Despite concerns about the loss of industry, industrial land, and buildings in high-value post-industrial cities, there is concurrently a renewed enthusiasm around the potential of “new” urban manufacturing and its contribution to the socio-economic diversity of cities. Yet, little is known about how planning policy can best support the retention and growth of urban manufacturing. To advance this agenda, this article proposes that we need a better understanding of industrial building typologies and resultant urban form. Using concepts developed by Julienne Hanson to analyse residential morphologies undergoing transformation under modernism, we apply these concepts to investigate the industrial, mixed-use contexts in two areas of London with concentrations of urban manufacturing—Hackney Mare Street and Old Kent Road.
The research presented examines how both areas have evolved historically to produce distinctive urban tissues and a range of industrial building typologies. The article reveals that, despite territorial similarities in the late 19th century, the mixed land uses and smaller plot sizes of Hackney Mare Street have allowed for a more resilient development pattern, whereas the greater separation of land uses, large plot sizes, and inward-facing development in the Old Kent Road has facilitated its re-imagination for large-scale regeneration.

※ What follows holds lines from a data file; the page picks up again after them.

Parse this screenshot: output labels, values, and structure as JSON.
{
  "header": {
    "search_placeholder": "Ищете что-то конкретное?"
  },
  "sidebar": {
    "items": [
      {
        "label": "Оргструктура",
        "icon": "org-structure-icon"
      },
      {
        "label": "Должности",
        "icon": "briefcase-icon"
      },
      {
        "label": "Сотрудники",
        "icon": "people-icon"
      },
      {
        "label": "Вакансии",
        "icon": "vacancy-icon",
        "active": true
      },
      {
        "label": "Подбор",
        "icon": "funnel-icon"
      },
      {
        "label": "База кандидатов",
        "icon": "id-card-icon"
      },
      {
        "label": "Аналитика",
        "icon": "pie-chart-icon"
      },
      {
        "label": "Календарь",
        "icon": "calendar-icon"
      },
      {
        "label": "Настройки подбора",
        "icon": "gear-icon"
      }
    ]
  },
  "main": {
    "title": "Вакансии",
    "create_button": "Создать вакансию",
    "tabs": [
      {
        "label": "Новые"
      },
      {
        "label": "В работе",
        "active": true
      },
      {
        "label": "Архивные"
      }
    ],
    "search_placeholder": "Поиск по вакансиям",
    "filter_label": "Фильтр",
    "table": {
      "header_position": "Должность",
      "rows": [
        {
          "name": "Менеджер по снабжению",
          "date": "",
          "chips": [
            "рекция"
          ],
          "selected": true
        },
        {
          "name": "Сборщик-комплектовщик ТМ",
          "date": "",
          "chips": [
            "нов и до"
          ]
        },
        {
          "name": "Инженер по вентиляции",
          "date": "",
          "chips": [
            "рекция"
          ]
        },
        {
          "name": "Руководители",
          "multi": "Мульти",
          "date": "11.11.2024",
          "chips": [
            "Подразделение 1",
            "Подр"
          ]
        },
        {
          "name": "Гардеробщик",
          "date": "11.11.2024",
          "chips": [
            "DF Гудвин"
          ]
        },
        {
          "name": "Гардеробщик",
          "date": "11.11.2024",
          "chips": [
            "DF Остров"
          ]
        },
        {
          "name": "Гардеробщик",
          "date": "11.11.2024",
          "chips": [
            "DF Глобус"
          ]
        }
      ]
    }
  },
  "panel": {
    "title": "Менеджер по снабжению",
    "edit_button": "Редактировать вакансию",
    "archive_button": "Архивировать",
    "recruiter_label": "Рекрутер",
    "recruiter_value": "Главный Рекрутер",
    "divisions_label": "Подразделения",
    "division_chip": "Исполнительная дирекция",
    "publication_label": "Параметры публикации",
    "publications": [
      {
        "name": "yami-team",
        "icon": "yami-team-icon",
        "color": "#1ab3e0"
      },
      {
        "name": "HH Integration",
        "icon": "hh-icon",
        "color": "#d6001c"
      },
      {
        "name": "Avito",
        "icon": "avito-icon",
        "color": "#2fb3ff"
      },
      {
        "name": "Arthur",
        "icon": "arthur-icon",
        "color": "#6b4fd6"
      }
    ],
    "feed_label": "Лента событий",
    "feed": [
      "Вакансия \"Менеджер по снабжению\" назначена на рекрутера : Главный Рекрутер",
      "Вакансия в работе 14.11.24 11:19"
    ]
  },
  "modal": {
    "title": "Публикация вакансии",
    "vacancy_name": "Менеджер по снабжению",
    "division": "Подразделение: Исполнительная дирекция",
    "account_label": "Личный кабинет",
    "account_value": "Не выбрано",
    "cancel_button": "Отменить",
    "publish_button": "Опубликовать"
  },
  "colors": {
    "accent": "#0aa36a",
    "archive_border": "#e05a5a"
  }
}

We conclude that greater attention needs to be paid to the relationship between urban manufacturing and built urban form if policies that aim to protect or support the revival of manufacturing in cities are to avoid negative unintended consequences.